Exercise directions:
If a picture appears in the records below, drop it, and reproduce everything else exactly.

Source records:
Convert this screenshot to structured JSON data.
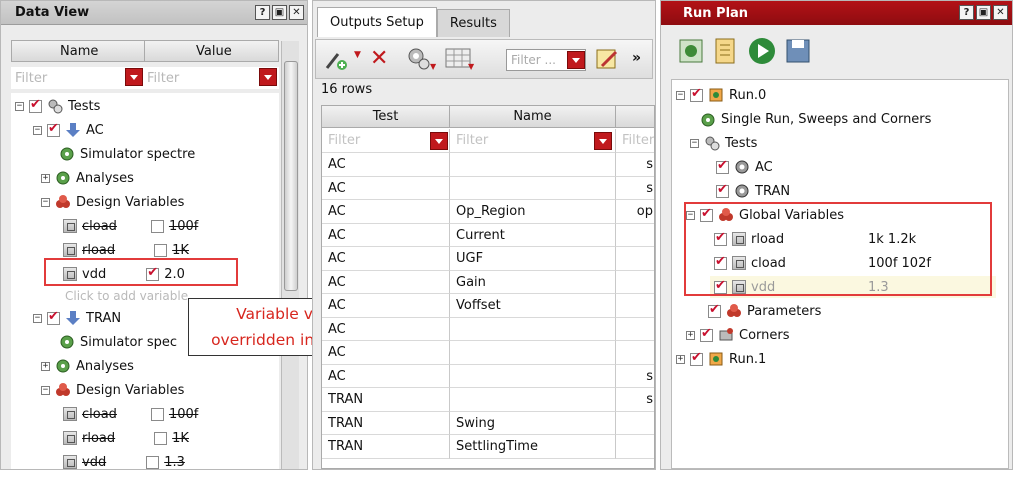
{
  "data_view": {
    "title": "Data View",
    "col_name": "Name",
    "col_value": "Value",
    "filter_placeholder": "Filter",
    "tree": {
      "tests": "Tests",
      "ac": "AC",
      "simulator": "Simulator spectre",
      "analyses": "Analyses",
      "design_variables": "Design Variables",
      "cload": "cload",
      "cload_val": "100f",
      "rload": "rload",
      "rload_val": "1K",
      "vdd": "vdd",
      "vdd_val_ac": "2.0",
      "click_add": "Click to add variable",
      "tran": "TRAN",
      "simulator_tran": "Simulator spec",
      "vdd_val_tran": "1.3"
    }
  },
  "callout": {
    "line1": "Variable vdd is",
    "line2": "overridden in test AC"
  },
  "outputs": {
    "tab_outputs": "Outputs Setup",
    "tab_results": "Results",
    "filter_placeholder": "Filter ...",
    "rows_count": "16 rows",
    "col_test": "Test",
    "col_name": "Name",
    "col_filter": "Filter",
    "rows": [
      {
        "test": "AC",
        "name": "",
        "c3": "s"
      },
      {
        "test": "AC",
        "name": "",
        "c3": "s"
      },
      {
        "test": "AC",
        "name": "Op_Region",
        "c3": "op"
      },
      {
        "test": "AC",
        "name": "Current",
        "c3": ""
      },
      {
        "test": "AC",
        "name": "UGF",
        "c3": ""
      },
      {
        "test": "AC",
        "name": "Gain",
        "c3": ""
      },
      {
        "test": "AC",
        "name": "Voffset",
        "c3": ""
      },
      {
        "test": "AC",
        "name": "",
        "c3": ""
      },
      {
        "test": "AC",
        "name": "",
        "c3": ""
      },
      {
        "test": "AC",
        "name": "",
        "c3": "s"
      },
      {
        "test": "TRAN",
        "name": "",
        "c3": "s"
      },
      {
        "test": "TRAN",
        "name": "Swing",
        "c3": ""
      },
      {
        "test": "TRAN",
        "name": "SettlingTime",
        "c3": ""
      }
    ]
  },
  "run_plan": {
    "title": "Run Plan",
    "run0": "Run.0",
    "single_run": "Single Run, Sweeps and Corners",
    "tests": "Tests",
    "ac": "AC",
    "tran": "TRAN",
    "global_vars": "Global Variables",
    "rload": "rload",
    "rload_val": "1k 1.2k",
    "cload": "cload",
    "cload_val": "100f 102f",
    "vdd": "vdd",
    "vdd_val": "1.3",
    "parameters": "Parameters",
    "corners": "Corners",
    "run1": "Run.1"
  },
  "colors": {
    "accent_red": "#c0191d",
    "callout_red": "#e23b3b"
  }
}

Task answer:
Convert this screenshot to structured JSON data.
{
  "data_view": {
    "title": "Data View",
    "col_name": "Name",
    "col_value": "Value",
    "filter_placeholder": "Filter",
    "tree": {
      "tests": "Tests",
      "ac": "AC",
      "simulator": "Simulator spectre",
      "analyses": "Analyses",
      "design_variables": "Design Variables",
      "cload": "cload",
      "cload_val": "100f",
      "rload": "rload",
      "rload_val": "1K",
      "vdd": "vdd",
      "vdd_val_ac": "2.0",
      "click_add": "Click to add variable",
      "tran": "TRAN",
      "simulator_tran": "Simulator spec",
      "vdd_val_tran": "1.3"
    }
  },
  "callout": {
    "line1": "Variable vdd is",
    "line2": "overridden in test AC"
  },
  "outputs": {
    "tab_outputs": "Outputs Setup",
    "tab_results": "Results",
    "filter_placeholder": "Filter ...",
    "rows_count": "16 rows",
    "col_test": "Test",
    "col_name": "Name",
    "col_filter": "Filter",
    "rows": [
      {
        "test": "AC",
        "name": "",
        "c3": "s"
      },
      {
        "test": "AC",
        "name": "",
        "c3": "s"
      },
      {
        "test": "AC",
        "name": "Op_Region",
        "c3": "op"
      },
      {
        "test": "AC",
        "name": "Current",
        "c3": ""
      },
      {
        "test": "AC",
        "name": "UGF",
        "c3": ""
      },
      {
        "test": "AC",
        "name": "Gain",
        "c3": ""
      },
      {
        "test": "AC",
        "name": "Voffset",
        "c3": ""
      },
      {
        "test": "AC",
        "name": "",
        "c3": ""
      },
      {
        "test": "AC",
        "name": "",
        "c3": ""
      },
      {
        "test": "AC",
        "name": "",
        "c3": "s"
      },
      {
        "test": "TRAN",
        "name": "",
        "c3": "s"
      },
      {
        "test": "TRAN",
        "name": "Swing",
        "c3": ""
      },
      {
        "test": "TRAN",
        "name": "SettlingTime",
        "c3": ""
      }
    ]
  },
  "run_plan": {
    "title": "Run Plan",
    "run0": "Run.0",
    "single_run": "Single Run, Sweeps and Corners",
    "tests": "Tests",
    "ac": "AC",
    "tran": "TRAN",
    "global_vars": "Global Variables",
    "rload": "rload",
    "rload_val": "1k 1.2k",
    "cload": "cload",
    "cload_val": "100f 102f",
    "vdd": "vdd",
    "vdd_val": "1.3",
    "parameters": "Parameters",
    "corners": "Corners",
    "run1": "Run.1"
  },
  "colors": {
    "accent_red": "#c0191d",
    "callout_red": "#e23b3b"
  }
}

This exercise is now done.